Task statement — Keep every character as it is and output all of the records.
(Entries supplied Opens)
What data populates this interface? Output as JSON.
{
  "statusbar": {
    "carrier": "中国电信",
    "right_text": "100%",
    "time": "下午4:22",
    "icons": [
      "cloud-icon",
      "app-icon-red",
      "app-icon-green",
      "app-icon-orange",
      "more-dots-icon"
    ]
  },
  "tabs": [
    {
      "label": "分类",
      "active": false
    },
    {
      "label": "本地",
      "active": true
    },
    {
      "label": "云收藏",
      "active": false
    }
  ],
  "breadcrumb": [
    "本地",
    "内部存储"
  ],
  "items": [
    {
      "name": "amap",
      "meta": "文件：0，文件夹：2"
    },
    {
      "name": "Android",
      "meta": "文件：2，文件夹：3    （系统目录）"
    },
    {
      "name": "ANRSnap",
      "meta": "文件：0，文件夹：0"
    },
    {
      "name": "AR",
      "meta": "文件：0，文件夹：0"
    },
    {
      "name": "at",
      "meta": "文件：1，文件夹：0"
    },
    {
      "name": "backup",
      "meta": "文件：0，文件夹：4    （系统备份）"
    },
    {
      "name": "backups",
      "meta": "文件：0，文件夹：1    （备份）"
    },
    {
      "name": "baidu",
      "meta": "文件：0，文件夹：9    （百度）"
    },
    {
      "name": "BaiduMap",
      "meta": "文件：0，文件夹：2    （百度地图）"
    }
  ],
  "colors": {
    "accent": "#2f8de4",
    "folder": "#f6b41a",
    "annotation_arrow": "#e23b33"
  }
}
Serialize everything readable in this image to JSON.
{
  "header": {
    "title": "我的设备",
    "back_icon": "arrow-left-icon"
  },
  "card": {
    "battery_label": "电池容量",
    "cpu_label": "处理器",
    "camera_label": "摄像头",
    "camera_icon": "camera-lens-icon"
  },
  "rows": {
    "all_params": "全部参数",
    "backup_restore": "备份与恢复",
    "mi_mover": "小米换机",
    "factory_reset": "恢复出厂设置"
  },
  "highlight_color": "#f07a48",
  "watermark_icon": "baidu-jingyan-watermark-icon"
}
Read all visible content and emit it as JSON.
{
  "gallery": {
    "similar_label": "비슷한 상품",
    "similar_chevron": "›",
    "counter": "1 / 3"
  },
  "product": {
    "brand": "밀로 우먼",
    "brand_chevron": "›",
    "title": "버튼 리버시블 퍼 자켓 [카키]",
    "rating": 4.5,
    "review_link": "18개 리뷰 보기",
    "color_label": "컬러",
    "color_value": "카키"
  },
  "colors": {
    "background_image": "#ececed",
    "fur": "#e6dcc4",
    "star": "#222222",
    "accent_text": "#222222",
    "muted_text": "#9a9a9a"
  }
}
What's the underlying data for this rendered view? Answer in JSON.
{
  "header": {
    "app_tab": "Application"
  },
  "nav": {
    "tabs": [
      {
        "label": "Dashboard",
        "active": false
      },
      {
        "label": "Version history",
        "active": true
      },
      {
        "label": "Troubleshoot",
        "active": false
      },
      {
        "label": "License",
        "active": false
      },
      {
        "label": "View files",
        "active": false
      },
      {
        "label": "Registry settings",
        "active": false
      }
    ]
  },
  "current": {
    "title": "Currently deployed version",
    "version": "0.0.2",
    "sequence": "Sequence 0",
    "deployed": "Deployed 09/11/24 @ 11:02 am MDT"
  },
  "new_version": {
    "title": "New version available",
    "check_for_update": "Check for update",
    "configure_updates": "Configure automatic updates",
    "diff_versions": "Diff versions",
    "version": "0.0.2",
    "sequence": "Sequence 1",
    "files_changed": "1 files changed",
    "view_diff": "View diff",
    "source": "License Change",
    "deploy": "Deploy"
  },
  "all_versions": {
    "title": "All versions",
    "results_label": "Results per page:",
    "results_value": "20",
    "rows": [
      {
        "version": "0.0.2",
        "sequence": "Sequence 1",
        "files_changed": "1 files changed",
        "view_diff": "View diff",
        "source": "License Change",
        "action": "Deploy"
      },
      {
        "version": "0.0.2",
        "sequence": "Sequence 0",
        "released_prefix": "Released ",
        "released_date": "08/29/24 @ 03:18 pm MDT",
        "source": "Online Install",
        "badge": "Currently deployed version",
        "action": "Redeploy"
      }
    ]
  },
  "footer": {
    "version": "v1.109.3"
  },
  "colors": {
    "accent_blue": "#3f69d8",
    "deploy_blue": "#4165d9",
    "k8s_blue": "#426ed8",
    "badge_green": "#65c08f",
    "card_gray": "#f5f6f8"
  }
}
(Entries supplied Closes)
Answer section —
What data populates this interface? Output as JSON.
{
  "statusbar": {
    "carrier": "中国电信",
    "right_text": "100%",
    "time": "下午4:22",
    "icons": [
      "cloud-icon",
      "app-icon-red",
      "app-icon-green",
      "app-icon-orange",
      "more-dots-icon"
    ]
  },
  "tabs": [
    {
      "label": "分类",
      "active": false
    },
    {
      "label": "本地",
      "active": true
    },
    {
      "label": "云收藏",
      "active": false
    }
  ],
  "breadcrumb": [
    "本地",
    "内部存储"
  ],
  "items": [
    {
      "name": "amap",
      "meta": "文件：0，文件夹：2"
    },
    {
      "name": "Android",
      "meta": "文件：2，文件夹：3    （系统目录）"
    },
    {
      "name": "ANRSnap",
      "meta": "文件：0，文件夹：0"
    },
    {
      "name": "AR",
      "meta": "文件：0，文件夹：0"
    },
    {
      "name": "at",
      "meta": "文件：1，文件夹：0"
    },
    {
      "name": "backup",
      "meta": "文件：0，文件夹：4    （系统备份）"
    },
    {
      "name": "backups",
      "meta": "文件：0，文件夹：1    （备份）"
    },
    {
      "name": "baidu",
      "meta": "文件：0，文件夹：9    （百度）"
    },
    {
      "name": "BaiduMap",
      "meta": "文件：0，文件夹：2    （百度地图）"
    }
  ],
  "colors": {
    "accent": "#2f8de4",
    "folder": "#f6b41a",
    "annotation_arrow": "#e23b33"
  }
}
Serialize everything readable in this image to JSON.
{
  "header": {
    "title": "我的设备",
    "back_icon": "arrow-left-icon"
  },
  "card": {
    "battery_label": "电池容量",
    "cpu_label": "处理器",
    "camera_label": "摄像头",
    "camera_icon": "camera-lens-icon"
  },
  "rows": {
    "all_params": "全部参数",
    "backup_restore": "备份与恢复",
    "mi_mover": "小米换机",
    "factory_reset": "恢复出厂设置"
  },
  "highlight_color": "#f07a48",
  "watermark_icon": "baidu-jingyan-watermark-icon"
}
Read all visible content and emit it as JSON.
{
  "gallery": {
    "similar_label": "비슷한 상품",
    "similar_chevron": "›",
    "counter": "1 / 3"
  },
  "product": {
    "brand": "밀로 우먼",
    "brand_chevron": "›",
    "title": "버튼 리버시블 퍼 자켓 [카키]",
    "rating": 4.5,
    "review_link": "18개 리뷰 보기",
    "color_label": "컬러",
    "color_value": "카키"
  },
  "colors": {
    "background_image": "#ececed",
    "fur": "#e6dcc4",
    "star": "#222222",
    "accent_text": "#222222",
    "muted_text": "#9a9a9a"
  }
}
What's the underlying data for this rendered view? Answer in JSON.
{
  "header": {
    "app_tab": "Application"
  },
  "nav": {
    "tabs": [
      {
        "label": "Dashboard",
        "active": false
      },
      {
        "label": "Version history",
        "active": true
      },
      {
        "label": "Troubleshoot",
        "active": false
      },
      {
        "label": "License",
        "active": false
      },
      {
        "label": "View files",
        "active": false
      },
      {
        "label": "Registry settings",
        "active": false
      }
    ]
  },
  "current": {
    "title": "Currently deployed version",
    "version": "0.0.2",
    "sequence": "Sequence 0",
    "deployed": "Deployed 09/11/24 @ 11:02 am MDT"
  },
  "new_version": {
    "title": "New version available",
    "check_for_update": "Check for update",
    "configure_updates": "Configure automatic updates",
    "diff_versions": "Diff versions",
    "version": "0.0.2",
    "sequence": "Sequence 1",
    "files_changed": "1 files changed",
    "view_diff": "View diff",
    "source": "License Change",
    "deploy": "Deploy"
  },
  "all_versions": {
    "title": "All versions",
    "results_label": "Results per page:",
    "results_value": "20",
    "rows": [
      {
        "version": "0.0.2",
        "sequence": "Sequence 1",
        "files_changed": "1 files changed",
        "view_diff": "View diff",
        "source": "License Change",
        "action": "Deploy"
      },
      {
        "version": "0.0.2",
        "sequence": "Sequence 0",
        "released_prefix": "Released ",
        "released_date": "08/29/24 @ 03:18 pm MDT",
        "source": "Online Install",
        "badge": "Currently deployed version",
        "action": "Redeploy"
      }
    ]
  },
  "footer": {
    "version": "v1.109.3"
  },
  "colors": {
    "accent_blue": "#3f69d8",
    "deploy_blue": "#4165d9",
    "k8s_blue": "#426ed8",
    "badge_green": "#65c08f",
    "card_gray": "#f5f6f8"
  }
}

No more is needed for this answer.